It has now been 3 years since a strong EF-1 tornado pushed through parts of St. Louis Park, Minneapolis, Golden Valley, Mounds View, Fridley, and Blaine causing extensive tree damage, tearing roofs off of buildings, and toppling over a train.
Not exactly what you would call the perfect, or stereotypical, severe weather day, as temperatures through much of the metro were stuck in the 60’s, but a strong area of low pressure was moving through the state creating plenty of spin in the atmosphere. Sometimes this is the only component you need to get tornadoes to form. As it moved through, winds were coming into the metro from all different directions creating a “funnel” effect giving the metro near perfect conditions to get tornado spin ups if thunderstorms were to move through. You can see this funnel effect on the surface map from that afternoon below:
The metro is sitting right along the warm front that has been drawn into the graphic, along with the black lines that indicate wind direction across central MN.
The main tornado (first of 3 for the area) touched down in St. Louis Park about 2:15pm right on top of 2 businesses that sustained roof damage. It was moving northeast about 45 mph knocking down many trees, causing windows to blow out, and parts of roofs to be sheared off. It was about a half mile wide moving through western and northern parts of Minneapolis where the heaviest damage occurred at the top of EF-1 scale with winds estimated to be just over 100 mph. The damage continued northeast, crossing the river, and continuing for a few more miles through many residential communities in Mounds View and Fridley before lifting on the southern end of the Blaine airport.
Roof damage in St. Louis Park
Home damage in north Minneapolis
Tree damage in Fridley
When all was done, the tornado was on the ground for a little over 14 miles and lasted about 20 minutes. Here is what the radar looked like when the tornado was moving through north Minneapolis, at its strongest point.

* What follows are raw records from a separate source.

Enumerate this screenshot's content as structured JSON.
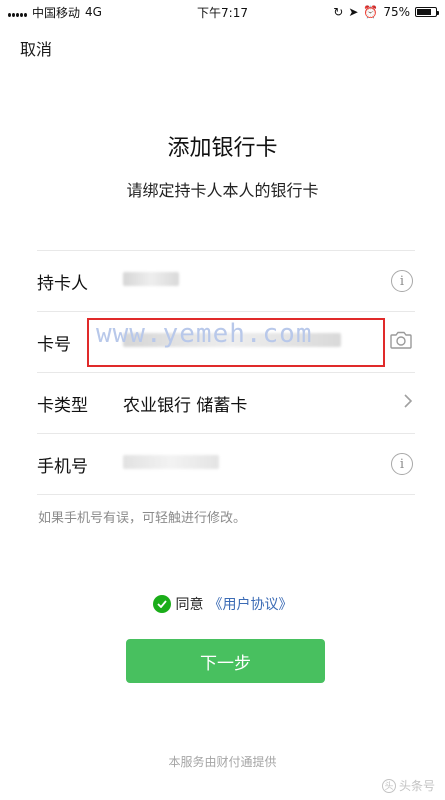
{
  "status_bar": {
    "carrier": "中国移动",
    "network": "4G",
    "time": "下午7:17",
    "battery": "75%",
    "battery_level": 0.75
  },
  "nav": {
    "cancel_label": "取消"
  },
  "header": {
    "title": "添加银行卡",
    "subtitle": "请绑定持卡人本人的银行卡"
  },
  "form": {
    "rows": [
      {
        "label": "持卡人",
        "value": "",
        "icon": "info-icon"
      },
      {
        "label": "卡号",
        "value": "",
        "icon": "camera-icon"
      },
      {
        "label": "卡类型",
        "value": "农业银行 储蓄卡",
        "icon": "chevron-right-icon"
      },
      {
        "label": "手机号",
        "value": "",
        "icon": "info-icon"
      }
    ],
    "hint": "如果手机号有误，可轻触进行修改。"
  },
  "watermark": "www.yemeh.com",
  "agreement": {
    "prefix": "同意",
    "link": "《用户协议》"
  },
  "buttons": {
    "next": "下一步"
  },
  "footer": "本服务由财付通提供",
  "corner_watermark": "头条号"
}
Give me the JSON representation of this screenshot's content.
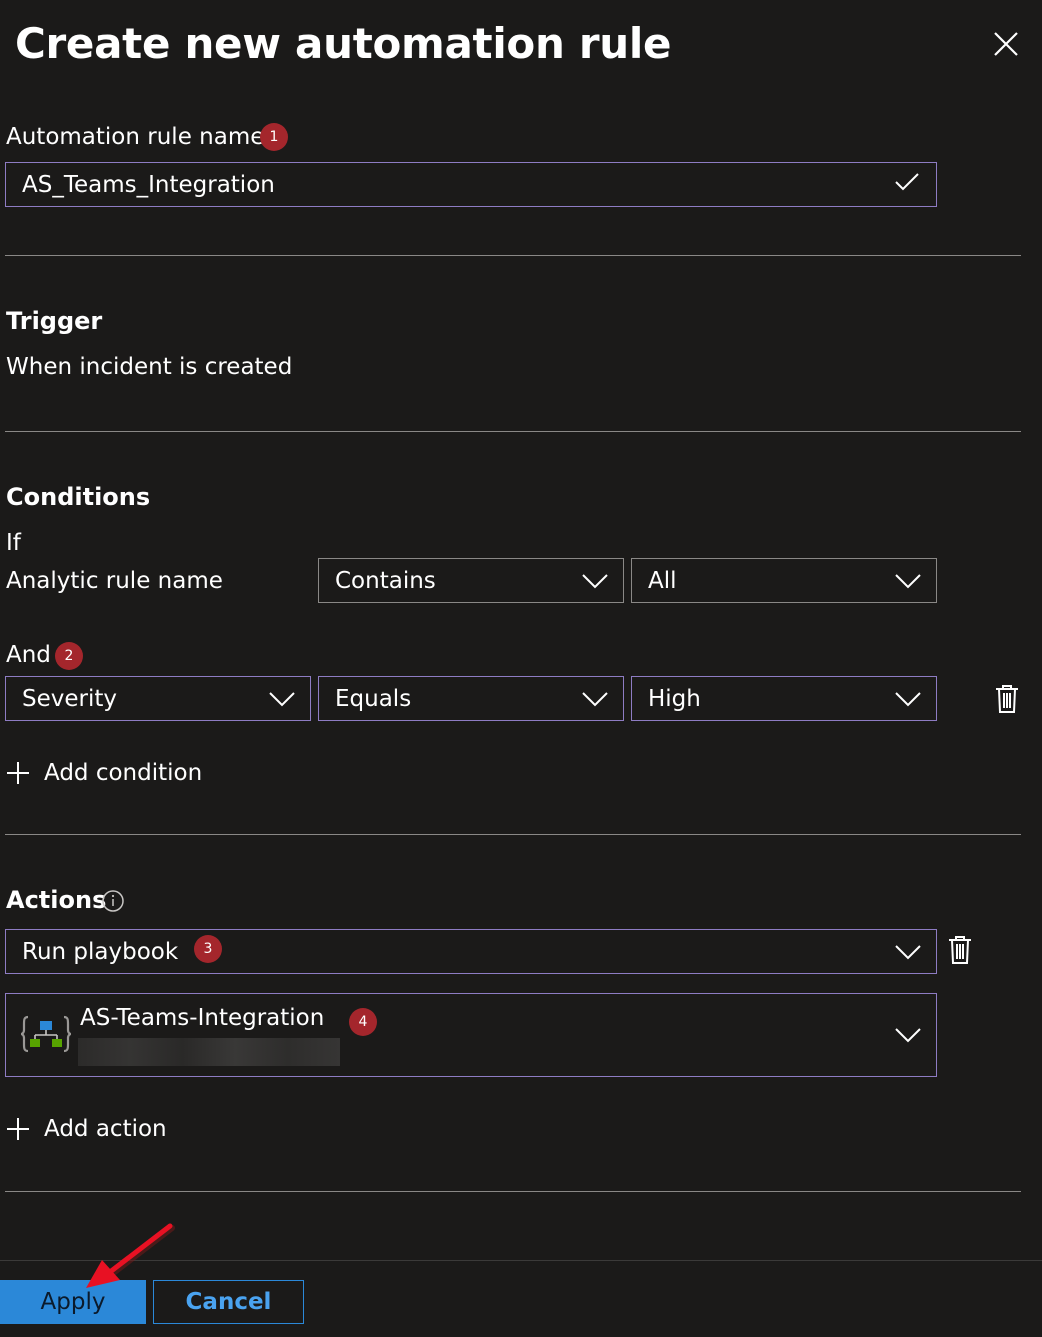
{
  "title": "Create new automation rule",
  "rule_name": {
    "label": "Automation rule name",
    "badge": "1",
    "value": "AS_Teams_Integration"
  },
  "trigger": {
    "heading": "Trigger",
    "value": "When incident is created"
  },
  "conditions": {
    "heading": "Conditions",
    "if_label": "If",
    "row1": {
      "field": "Analytic rule name",
      "operator": "Contains",
      "value": "All"
    },
    "and_label": "And",
    "and_badge": "2",
    "row2": {
      "field": "Severity",
      "operator": "Equals",
      "value": "High"
    },
    "add_label": "Add condition"
  },
  "actions": {
    "heading": "Actions",
    "action_type": "Run playbook",
    "badge3": "3",
    "playbook_name": "AS-Teams-Integration",
    "badge4": "4",
    "add_label": "Add action"
  },
  "footer": {
    "apply_label": "Apply",
    "cancel_label": "Cancel"
  },
  "colors": {
    "background": "#1b1a19",
    "focus_border": "#8e7cc3",
    "badge": "#a4262c",
    "primary": "#2b88d8",
    "arrow": "#e81123"
  }
}
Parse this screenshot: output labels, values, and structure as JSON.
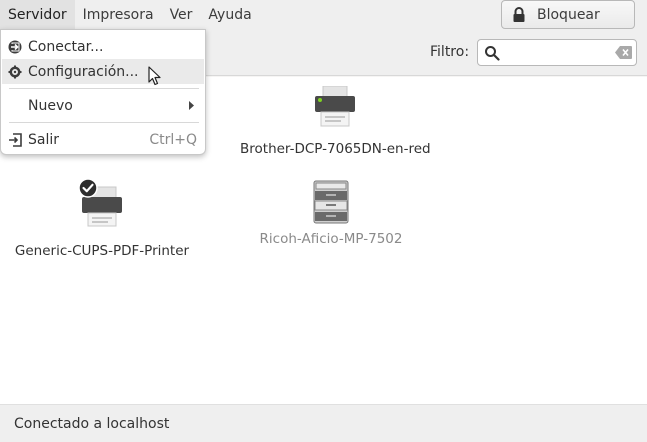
{
  "menubar": {
    "items": [
      {
        "label": "Servidor"
      },
      {
        "label": "Impresora"
      },
      {
        "label": "Ver"
      },
      {
        "label": "Ayuda"
      }
    ]
  },
  "toolbar": {
    "lock_label": "Bloquear",
    "filter_label": "Filtro:",
    "filter_value": ""
  },
  "server_menu": {
    "connect": "Conectar...",
    "settings": "Configuración...",
    "new": "Nuevo",
    "quit": "Salir",
    "quit_shortcut": "Ctrl+Q"
  },
  "printers": [
    {
      "name": "Brother-DCP-7065DN-en-red",
      "enabled": true,
      "default": false
    },
    {
      "name": "Generic-CUPS-PDF-Printer",
      "enabled": true,
      "default": true
    },
    {
      "name": "Ricoh-Aficio-MP-7502",
      "enabled": false,
      "default": false
    }
  ],
  "status": {
    "text": "Conectado a localhost"
  },
  "icons": {
    "lock": "lock-icon",
    "search": "search-icon",
    "clear": "clear-icon",
    "connect": "connect-icon",
    "settings": "gear-icon",
    "quit": "exit-icon",
    "submenu": "chevron-right-icon",
    "printer": "printer-icon",
    "default_check": "check-icon"
  }
}
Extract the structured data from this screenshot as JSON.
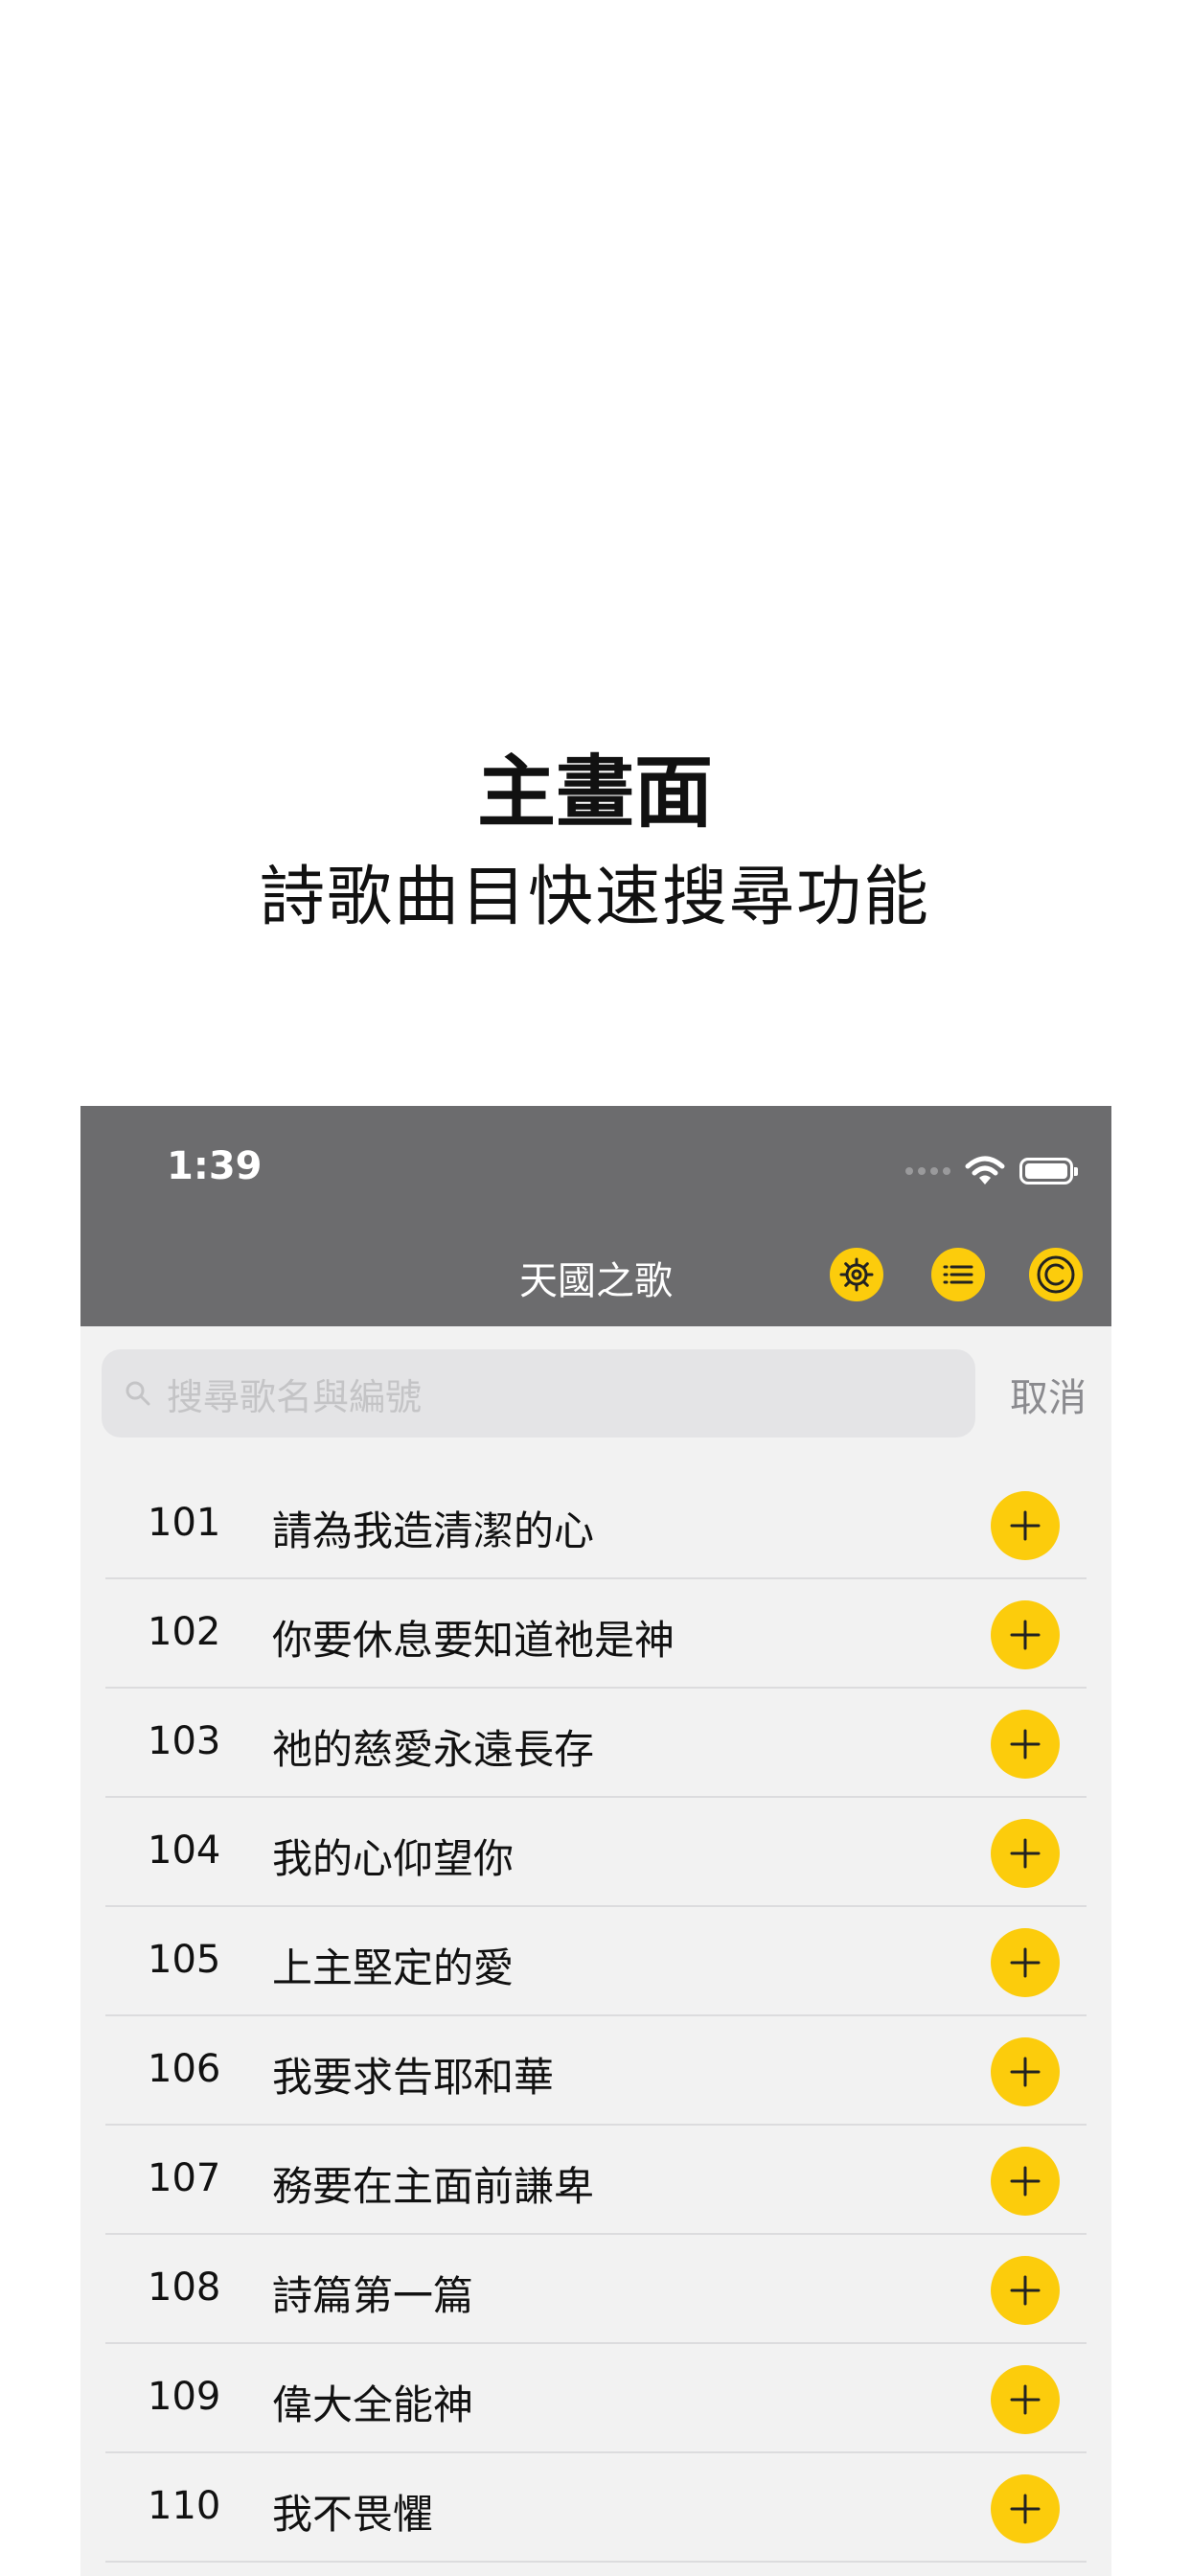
{
  "caption": {
    "title": "主畫面",
    "subtitle": "詩歌曲目快速搜尋功能"
  },
  "status_bar": {
    "time": "1:39",
    "icons": [
      "signal-dots-icon",
      "wifi-icon",
      "battery-icon"
    ]
  },
  "nav": {
    "title": "天國之歌",
    "buttons": [
      "gear-icon",
      "list-icon",
      "copyright-icon"
    ]
  },
  "search": {
    "placeholder": "搜尋歌名與編號",
    "cancel_label": "取消"
  },
  "songs": [
    {
      "number": "101",
      "title": "請為我造清潔的心"
    },
    {
      "number": "102",
      "title": "你要休息要知道祂是神"
    },
    {
      "number": "103",
      "title": "祂的慈愛永遠長存"
    },
    {
      "number": "104",
      "title": "我的心仰望你"
    },
    {
      "number": "105",
      "title": "上主堅定的愛"
    },
    {
      "number": "106",
      "title": "我要求告耶和華"
    },
    {
      "number": "107",
      "title": "務要在主面前謙卑"
    },
    {
      "number": "108",
      "title": "詩篇第一篇"
    },
    {
      "number": "109",
      "title": "偉大全能神"
    },
    {
      "number": "110",
      "title": "我不畏懼"
    }
  ],
  "colors": {
    "accent": "#fccc0c",
    "nav_background": "#6c6c6e",
    "list_background": "#f2f2f2"
  }
}
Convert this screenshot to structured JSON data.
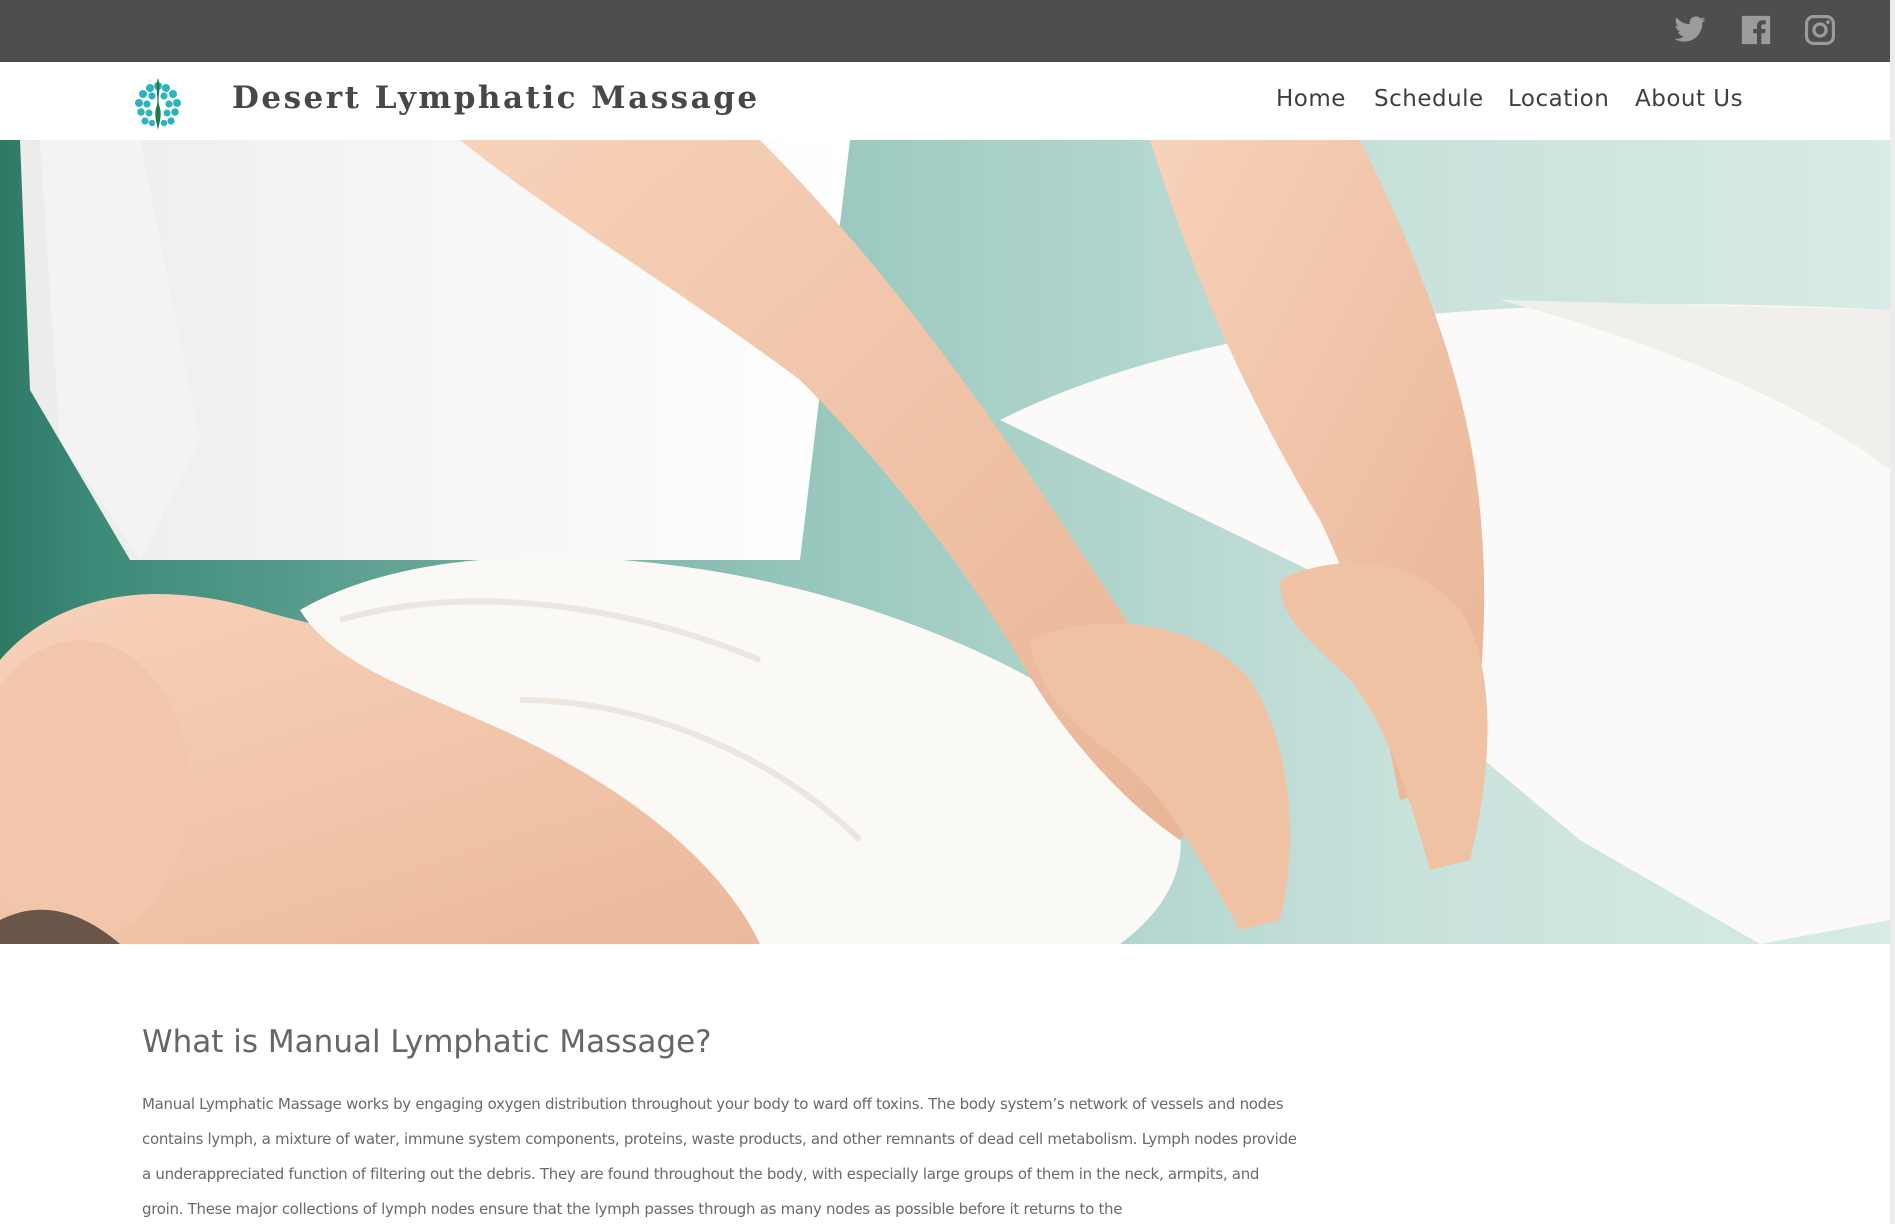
{
  "social": {
    "icons": [
      "twitter-icon",
      "facebook-icon",
      "instagram-icon"
    ],
    "icon_color": "#9b9b9b",
    "bar_color": "#4e4e4e"
  },
  "header": {
    "site_title": "Desert Lymphatic Massage",
    "logo_color": "#2bb3c0",
    "nav": {
      "home": "Home",
      "schedule": "Schedule",
      "location": "Location",
      "about": "About Us"
    }
  },
  "main": {
    "heading": "What is Manual Lymphatic Massage?",
    "paragraph": "Manual Lymphatic Massage works by engaging oxygen distribution throughout your body to ward off toxins. The body system’s network of vessels and nodes contains lymph, a mixture of water, immune system components, proteins, waste products, and other remnants of dead cell metabolism. Lymph nodes provide a underappreciated function of filtering out the debris. They are found throughout the body, with especially large groups of them in the neck, armpits, and groin. These major collections of lymph nodes ensure that the lymph passes through as many nodes as possible before it returns to the"
  }
}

I have circled the area the tornado was in. Notice the “hook” shape in the radar image indicating strong rotation. This is a pretty classic tornadic signature on radar. If that doesn’t scream tornado, then this should. This is the storm relative velocity taken at the very same time the radar image above was taken.